Network: December 1991
The Rain in Spain . . .
Some of Manny Manapat's workers speak poor or heavily accented English, which alienates some customers. But Manapat doesn't want to take sales opportunities away from those workers, who are among his hardest-working (Voicing Doubts, September, [Article link]).
If most of your customers speak English, your employees should, too. Classes in English as a second language (ESL) abound in California. You could pay all or part of your workers' tuition. You might even hold classes on company premises. For employees who understand English but have problems with diction, bring in a dialect coach. You can find one through your ESL instructor or through local professional or university theaters.
San Francisco* * *
This organization can help you: Teachers of English to Speakers of Other Languages, 1118 22nd St. NW, Washington, DC 20037; 202-872-1271.
Gwendolyn B. Ford
Management Services Int'l.
Augusta, Ga.* * *
Once you've decided how to address this problem, send a letter to customers acknowledging the problem and informing them of your plans. Mention that your minority employees work hard to give your customers the service they deserve, and that's why they're doing something to improve their communication skills.
Tucson* * *
Carey Berg wants to market remanufactured classic cars in Western Europe, Asia, and South America. He's looking for advice that the Commerce Department and world trade centers can't give him (Stuck in Traffic, September, [Article link]).

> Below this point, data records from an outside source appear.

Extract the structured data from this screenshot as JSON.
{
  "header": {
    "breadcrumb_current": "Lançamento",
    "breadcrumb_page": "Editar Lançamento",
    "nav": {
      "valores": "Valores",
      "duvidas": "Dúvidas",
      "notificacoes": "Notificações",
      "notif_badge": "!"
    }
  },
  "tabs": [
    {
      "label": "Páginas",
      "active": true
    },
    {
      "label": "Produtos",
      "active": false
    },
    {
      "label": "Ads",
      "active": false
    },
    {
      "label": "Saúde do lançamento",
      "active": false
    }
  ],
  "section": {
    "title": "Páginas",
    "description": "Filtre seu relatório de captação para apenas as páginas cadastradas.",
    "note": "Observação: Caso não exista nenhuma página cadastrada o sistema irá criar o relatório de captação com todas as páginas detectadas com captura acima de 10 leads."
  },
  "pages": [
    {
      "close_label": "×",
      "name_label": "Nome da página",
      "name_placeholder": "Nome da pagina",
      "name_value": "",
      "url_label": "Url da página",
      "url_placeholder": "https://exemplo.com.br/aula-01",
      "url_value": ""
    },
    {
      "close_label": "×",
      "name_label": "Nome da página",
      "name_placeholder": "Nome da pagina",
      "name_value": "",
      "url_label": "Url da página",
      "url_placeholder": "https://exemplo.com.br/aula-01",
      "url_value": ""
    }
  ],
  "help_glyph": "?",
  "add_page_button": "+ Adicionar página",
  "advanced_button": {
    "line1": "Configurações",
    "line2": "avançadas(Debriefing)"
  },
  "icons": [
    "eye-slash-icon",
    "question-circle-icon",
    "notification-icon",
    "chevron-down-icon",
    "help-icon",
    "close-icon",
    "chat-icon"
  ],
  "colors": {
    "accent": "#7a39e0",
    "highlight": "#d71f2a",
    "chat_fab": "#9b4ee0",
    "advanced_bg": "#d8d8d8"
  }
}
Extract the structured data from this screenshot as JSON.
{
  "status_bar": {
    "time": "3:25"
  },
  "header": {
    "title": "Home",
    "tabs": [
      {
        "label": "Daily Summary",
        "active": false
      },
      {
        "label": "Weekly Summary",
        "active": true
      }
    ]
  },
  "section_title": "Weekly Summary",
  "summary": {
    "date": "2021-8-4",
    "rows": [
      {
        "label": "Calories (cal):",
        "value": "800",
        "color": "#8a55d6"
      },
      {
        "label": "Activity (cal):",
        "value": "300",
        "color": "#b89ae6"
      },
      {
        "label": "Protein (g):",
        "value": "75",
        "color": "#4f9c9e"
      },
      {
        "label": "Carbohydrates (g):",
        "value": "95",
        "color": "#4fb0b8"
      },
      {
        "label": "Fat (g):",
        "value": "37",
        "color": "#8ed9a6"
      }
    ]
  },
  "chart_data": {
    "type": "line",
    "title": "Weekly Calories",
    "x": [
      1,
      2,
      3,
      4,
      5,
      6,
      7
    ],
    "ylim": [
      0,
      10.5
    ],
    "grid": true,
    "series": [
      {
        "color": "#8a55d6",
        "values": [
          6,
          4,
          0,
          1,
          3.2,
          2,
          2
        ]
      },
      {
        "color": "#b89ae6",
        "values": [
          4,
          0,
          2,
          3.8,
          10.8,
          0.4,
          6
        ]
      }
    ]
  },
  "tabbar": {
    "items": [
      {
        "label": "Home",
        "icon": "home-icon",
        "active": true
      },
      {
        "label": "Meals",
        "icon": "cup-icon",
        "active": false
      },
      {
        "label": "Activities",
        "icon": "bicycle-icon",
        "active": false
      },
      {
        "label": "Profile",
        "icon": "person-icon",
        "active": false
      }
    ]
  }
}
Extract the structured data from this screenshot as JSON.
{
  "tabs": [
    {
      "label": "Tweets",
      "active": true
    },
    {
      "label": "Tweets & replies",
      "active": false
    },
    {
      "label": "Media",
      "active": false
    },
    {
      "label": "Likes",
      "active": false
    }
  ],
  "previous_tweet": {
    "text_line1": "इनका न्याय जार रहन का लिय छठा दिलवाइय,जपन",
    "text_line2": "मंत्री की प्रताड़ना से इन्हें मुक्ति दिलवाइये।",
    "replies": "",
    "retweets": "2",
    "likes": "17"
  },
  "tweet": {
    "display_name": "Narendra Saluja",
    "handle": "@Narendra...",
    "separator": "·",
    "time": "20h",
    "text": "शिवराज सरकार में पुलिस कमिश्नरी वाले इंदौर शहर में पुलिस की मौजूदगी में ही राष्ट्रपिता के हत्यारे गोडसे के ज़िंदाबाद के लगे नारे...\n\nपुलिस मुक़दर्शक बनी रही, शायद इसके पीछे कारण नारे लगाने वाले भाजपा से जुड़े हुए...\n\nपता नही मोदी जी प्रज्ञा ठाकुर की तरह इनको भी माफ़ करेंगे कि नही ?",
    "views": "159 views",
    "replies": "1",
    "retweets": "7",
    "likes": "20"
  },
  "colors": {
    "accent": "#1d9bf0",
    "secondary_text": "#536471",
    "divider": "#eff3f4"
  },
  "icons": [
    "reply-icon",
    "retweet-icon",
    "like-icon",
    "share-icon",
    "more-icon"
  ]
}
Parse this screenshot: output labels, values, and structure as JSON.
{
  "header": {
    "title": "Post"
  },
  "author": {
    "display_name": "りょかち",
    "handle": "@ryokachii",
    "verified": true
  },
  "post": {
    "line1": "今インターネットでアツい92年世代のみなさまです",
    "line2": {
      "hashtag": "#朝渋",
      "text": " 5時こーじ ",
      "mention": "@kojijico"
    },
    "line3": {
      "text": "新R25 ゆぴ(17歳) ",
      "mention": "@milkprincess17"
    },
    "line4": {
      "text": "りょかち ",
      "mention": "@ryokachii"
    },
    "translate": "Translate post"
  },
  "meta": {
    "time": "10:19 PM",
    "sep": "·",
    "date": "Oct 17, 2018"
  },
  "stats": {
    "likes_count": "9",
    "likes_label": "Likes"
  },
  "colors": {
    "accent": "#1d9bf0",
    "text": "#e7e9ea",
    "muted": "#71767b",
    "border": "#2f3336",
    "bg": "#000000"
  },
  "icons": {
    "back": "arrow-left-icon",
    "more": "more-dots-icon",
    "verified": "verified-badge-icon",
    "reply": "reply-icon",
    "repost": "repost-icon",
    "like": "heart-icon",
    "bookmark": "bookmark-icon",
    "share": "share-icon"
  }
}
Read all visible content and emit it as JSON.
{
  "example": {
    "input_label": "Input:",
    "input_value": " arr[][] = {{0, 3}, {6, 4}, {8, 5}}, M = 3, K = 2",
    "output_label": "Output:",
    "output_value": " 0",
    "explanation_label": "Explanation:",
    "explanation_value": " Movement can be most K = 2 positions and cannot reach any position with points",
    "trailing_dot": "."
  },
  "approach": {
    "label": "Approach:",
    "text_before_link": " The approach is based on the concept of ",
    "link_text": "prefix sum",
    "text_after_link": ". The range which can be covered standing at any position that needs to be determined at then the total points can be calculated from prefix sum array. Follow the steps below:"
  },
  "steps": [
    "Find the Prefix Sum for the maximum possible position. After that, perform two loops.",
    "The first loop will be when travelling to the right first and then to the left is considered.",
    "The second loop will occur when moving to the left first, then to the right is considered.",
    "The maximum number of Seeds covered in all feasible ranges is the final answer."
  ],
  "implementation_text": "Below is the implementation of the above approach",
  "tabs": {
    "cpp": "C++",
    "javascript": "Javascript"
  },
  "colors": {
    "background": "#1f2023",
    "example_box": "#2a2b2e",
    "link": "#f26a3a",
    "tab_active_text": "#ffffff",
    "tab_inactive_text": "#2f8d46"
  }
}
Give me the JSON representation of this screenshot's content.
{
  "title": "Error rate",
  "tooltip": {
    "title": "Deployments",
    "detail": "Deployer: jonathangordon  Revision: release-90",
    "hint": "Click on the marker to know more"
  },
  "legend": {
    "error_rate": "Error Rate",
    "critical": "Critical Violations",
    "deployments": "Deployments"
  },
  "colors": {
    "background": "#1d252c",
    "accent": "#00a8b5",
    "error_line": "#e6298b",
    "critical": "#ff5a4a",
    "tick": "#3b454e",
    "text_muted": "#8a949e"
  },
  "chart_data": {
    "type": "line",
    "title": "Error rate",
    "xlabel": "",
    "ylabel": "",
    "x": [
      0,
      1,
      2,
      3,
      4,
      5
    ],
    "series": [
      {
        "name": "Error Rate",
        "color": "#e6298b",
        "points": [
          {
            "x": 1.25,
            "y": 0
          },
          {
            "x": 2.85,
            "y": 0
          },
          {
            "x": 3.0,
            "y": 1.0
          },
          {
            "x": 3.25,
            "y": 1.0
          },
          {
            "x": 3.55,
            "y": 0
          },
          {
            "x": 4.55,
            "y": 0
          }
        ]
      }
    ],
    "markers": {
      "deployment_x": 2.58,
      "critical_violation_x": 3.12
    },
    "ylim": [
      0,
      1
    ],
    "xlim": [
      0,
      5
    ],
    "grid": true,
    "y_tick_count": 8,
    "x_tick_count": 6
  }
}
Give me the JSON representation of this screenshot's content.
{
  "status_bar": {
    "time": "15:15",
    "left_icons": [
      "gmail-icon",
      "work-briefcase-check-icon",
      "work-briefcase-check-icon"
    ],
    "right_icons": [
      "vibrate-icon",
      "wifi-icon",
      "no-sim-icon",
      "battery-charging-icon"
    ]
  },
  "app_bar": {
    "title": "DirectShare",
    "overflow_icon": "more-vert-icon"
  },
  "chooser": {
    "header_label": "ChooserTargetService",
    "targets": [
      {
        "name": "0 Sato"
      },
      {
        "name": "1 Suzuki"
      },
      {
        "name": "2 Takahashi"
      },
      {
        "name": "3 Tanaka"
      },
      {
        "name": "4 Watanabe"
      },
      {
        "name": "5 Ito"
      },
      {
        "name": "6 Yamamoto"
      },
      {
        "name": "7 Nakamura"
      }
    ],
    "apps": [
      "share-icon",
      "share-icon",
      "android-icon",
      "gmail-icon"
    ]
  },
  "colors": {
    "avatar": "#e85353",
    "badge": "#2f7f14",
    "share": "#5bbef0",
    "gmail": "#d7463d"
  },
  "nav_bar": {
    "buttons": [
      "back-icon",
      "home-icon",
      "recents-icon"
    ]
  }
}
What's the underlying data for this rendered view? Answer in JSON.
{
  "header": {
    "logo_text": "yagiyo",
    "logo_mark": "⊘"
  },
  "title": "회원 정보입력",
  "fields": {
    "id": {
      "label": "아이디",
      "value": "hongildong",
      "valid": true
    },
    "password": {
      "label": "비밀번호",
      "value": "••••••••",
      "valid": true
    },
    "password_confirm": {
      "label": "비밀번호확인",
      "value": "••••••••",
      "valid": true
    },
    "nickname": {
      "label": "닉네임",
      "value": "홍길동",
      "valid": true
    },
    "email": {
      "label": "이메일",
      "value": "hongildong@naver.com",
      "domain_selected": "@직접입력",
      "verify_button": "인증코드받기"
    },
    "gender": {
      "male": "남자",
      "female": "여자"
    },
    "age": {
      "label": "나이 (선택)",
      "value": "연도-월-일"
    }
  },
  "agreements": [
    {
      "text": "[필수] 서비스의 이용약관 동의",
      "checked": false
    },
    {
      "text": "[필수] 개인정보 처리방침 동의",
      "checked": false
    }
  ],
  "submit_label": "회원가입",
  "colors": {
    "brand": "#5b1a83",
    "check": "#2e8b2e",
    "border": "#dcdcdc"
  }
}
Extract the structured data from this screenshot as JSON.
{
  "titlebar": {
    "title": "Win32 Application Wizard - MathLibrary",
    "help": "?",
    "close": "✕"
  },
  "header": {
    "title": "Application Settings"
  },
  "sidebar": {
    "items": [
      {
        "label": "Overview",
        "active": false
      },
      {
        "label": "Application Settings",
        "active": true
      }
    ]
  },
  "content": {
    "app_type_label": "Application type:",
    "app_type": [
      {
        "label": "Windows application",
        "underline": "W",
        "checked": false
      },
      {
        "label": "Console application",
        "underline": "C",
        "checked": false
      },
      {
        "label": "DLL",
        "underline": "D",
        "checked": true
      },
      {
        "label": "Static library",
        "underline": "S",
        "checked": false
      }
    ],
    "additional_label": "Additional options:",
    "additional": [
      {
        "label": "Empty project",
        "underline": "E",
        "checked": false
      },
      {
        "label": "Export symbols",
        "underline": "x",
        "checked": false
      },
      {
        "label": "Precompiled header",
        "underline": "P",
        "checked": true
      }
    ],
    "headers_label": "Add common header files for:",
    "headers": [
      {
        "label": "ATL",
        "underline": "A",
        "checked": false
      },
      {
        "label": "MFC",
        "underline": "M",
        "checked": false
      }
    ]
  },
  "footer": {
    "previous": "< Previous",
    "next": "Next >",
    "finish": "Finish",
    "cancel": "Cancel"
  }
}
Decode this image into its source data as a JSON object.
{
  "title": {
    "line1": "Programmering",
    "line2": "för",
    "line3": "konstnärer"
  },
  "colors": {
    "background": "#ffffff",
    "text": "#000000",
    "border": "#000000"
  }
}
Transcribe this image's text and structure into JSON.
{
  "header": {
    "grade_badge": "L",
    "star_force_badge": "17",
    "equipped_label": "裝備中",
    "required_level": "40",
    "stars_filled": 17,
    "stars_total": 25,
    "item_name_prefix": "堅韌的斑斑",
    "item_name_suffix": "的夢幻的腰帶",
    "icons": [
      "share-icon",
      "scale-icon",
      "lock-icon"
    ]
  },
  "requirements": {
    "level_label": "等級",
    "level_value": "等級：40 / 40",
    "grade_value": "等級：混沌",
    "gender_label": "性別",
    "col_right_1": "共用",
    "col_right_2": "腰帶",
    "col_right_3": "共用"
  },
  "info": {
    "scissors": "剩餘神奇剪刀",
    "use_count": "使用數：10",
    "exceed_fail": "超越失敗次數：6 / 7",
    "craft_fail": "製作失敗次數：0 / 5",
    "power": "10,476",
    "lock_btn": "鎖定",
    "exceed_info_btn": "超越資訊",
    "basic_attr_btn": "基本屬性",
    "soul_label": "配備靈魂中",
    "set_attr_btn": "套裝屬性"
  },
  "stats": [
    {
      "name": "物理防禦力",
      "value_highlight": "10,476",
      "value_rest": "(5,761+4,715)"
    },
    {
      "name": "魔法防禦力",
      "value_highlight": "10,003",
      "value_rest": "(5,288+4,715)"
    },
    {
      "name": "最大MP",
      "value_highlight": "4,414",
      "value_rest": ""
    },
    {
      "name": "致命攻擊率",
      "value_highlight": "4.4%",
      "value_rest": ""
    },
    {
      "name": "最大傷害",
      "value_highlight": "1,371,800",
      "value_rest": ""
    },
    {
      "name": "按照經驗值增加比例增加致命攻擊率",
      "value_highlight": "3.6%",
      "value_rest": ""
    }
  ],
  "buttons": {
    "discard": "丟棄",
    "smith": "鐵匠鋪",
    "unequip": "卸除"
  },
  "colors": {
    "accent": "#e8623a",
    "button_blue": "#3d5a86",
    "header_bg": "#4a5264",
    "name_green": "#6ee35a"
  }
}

You should contact the American Graduate School of International Management (commonly known as Thunderbird), in Glendale, Ariz., at 602-978-7011 or by fax at 602-439-5432. Its alumni work all over the world, and the students -- 30% are foreign -- often help companies plan overseas marketing.
Frost International (USA)
Forest Grove, Ore.* * *
Blood from a Stone
Her home-furnishings store has an excellent credit record, a good banking history, and a profitable first year, but suppliers still refuse to give Theresa Mink credit lines (Where Credit's Due, September, [Article link]).
If you have personal equity, consider signing personal guaranties. Take your financial statement to a supplier, set up a small credit line, and agree to pay the balance cash on delivery; you can build a relationship from there. If your customer is financially viable, ask your supplier about a joint-check agreement. Call your supplier's credit manager, and try to work out an equitable plan. And keep looking for a bank that will work with you and help you grow.
Dee Christiansen, CCE
Renton, Wash.* * *
Most domestic manufacturers offer 30 days net. They may, however, prefer to ship a small opening order COD to establish a relationship. If your credit is good, you should have no problems. In most cases, it's simply a matter of asking -- and having a verifiable credit application ready.
Albuquerque* * *
Jeff Weinstein asked Network readers to suggest a book on writing a business plan (A Man Without a Plan, September, [Article link]).
In 1985, one year after I initiated the plan outlined in Marketing Problem Solver, by Cochrane Chase and Kenneth L. Barasch (Chilton Book, Radnor, Pa.), my sales increased from $2 million to more than $3 million. Since then we have started a new division using the same plan.
Clearfield, Utah* * *
In August Deborah Grove, who's thinking of joining a multilevel-marketing company, asked whether such companies stop earning profits at some stage (Secrets of the Pyramids, [Article link]).
Multilevel Marketing Network Simulator, a program for IBM PCs and compatibles, demonstrates MLM development and operation. It is available from shareware distributors, or you can order a registered copy from LRV, P.O. Box 631, Nesconset, NY 11767.
Thomas P. Nevius